**PROBLEM STATEMENT:**
Your answer must be an exact copy of the records, minus any pictures.

**SUPPLIED MATERIAL:**
* * * *
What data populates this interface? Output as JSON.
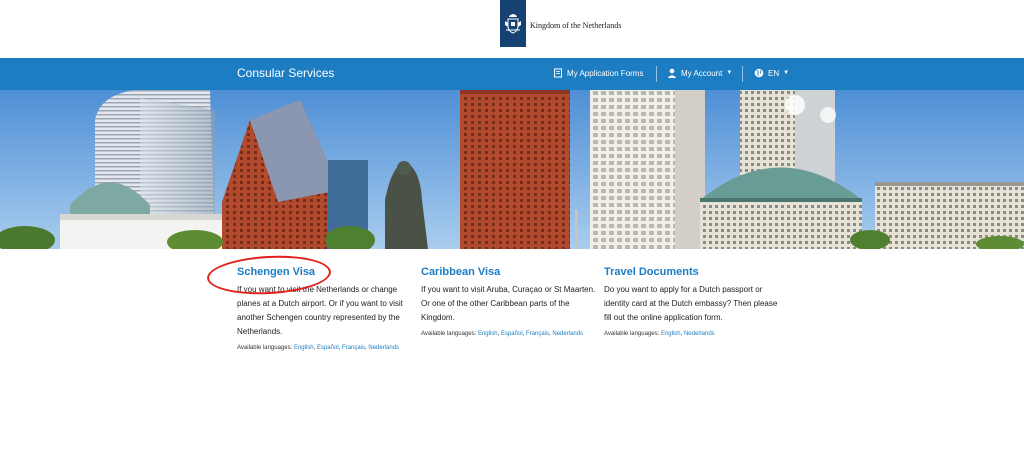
{
  "header": {
    "logo_text": "Kingdom of the Netherlands"
  },
  "nav": {
    "title": "Consular Services",
    "forms": "My Application Forms",
    "account": "My Account",
    "language": "EN"
  },
  "cards": [
    {
      "title": "Schengen Visa",
      "description": "If you want to visit the Netherlands or change planes at a Dutch airport. Or if you want to visit another Schengen country represented by the Netherlands.",
      "langs_label": "Available languages:",
      "langs": [
        "English",
        "Español",
        "Français",
        "Nederlands"
      ]
    },
    {
      "title": "Caribbean Visa",
      "description": "If you want to visit Aruba, Curaçao or St Maarten. Or one of the other Caribbean parts of the Kingdom.",
      "langs_label": "Available languages:",
      "langs": [
        "English",
        "Español",
        "Français",
        "Nederlands"
      ]
    },
    {
      "title": "Travel Documents",
      "description": "Do you want to apply for a Dutch passport or identity card at the Dutch embassy? Then please fill out the online application form.",
      "langs_label": "Available languages:",
      "langs": [
        "English",
        "Nederlands"
      ]
    }
  ],
  "colors": {
    "brand_blue": "#1c7dc3",
    "logo_navy": "#154273",
    "highlight_red": "#e0201b"
  }
}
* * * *
**ANSWER TO THIS TASK:**
What data populates this interface? Output as JSON.
{
  "header": {
    "logo_text": "Kingdom of the Netherlands"
  },
  "nav": {
    "title": "Consular Services",
    "forms": "My Application Forms",
    "account": "My Account",
    "language": "EN"
  },
  "cards": [
    {
      "title": "Schengen Visa",
      "description": "If you want to visit the Netherlands or change planes at a Dutch airport. Or if you want to visit another Schengen country represented by the Netherlands.",
      "langs_label": "Available languages:",
      "langs": [
        "English",
        "Español",
        "Français",
        "Nederlands"
      ]
    },
    {
      "title": "Caribbean Visa",
      "description": "If you want to visit Aruba, Curaçao or St Maarten. Or one of the other Caribbean parts of the Kingdom.",
      "langs_label": "Available languages:",
      "langs": [
        "English",
        "Español",
        "Français",
        "Nederlands"
      ]
    },
    {
      "title": "Travel Documents",
      "description": "Do you want to apply for a Dutch passport or identity card at the Dutch embassy? Then please fill out the online application form.",
      "langs_label": "Available languages:",
      "langs": [
        "English",
        "Nederlands"
      ]
    }
  ],
  "colors": {
    "brand_blue": "#1c7dc3",
    "logo_navy": "#154273",
    "highlight_red": "#e0201b"
  }
}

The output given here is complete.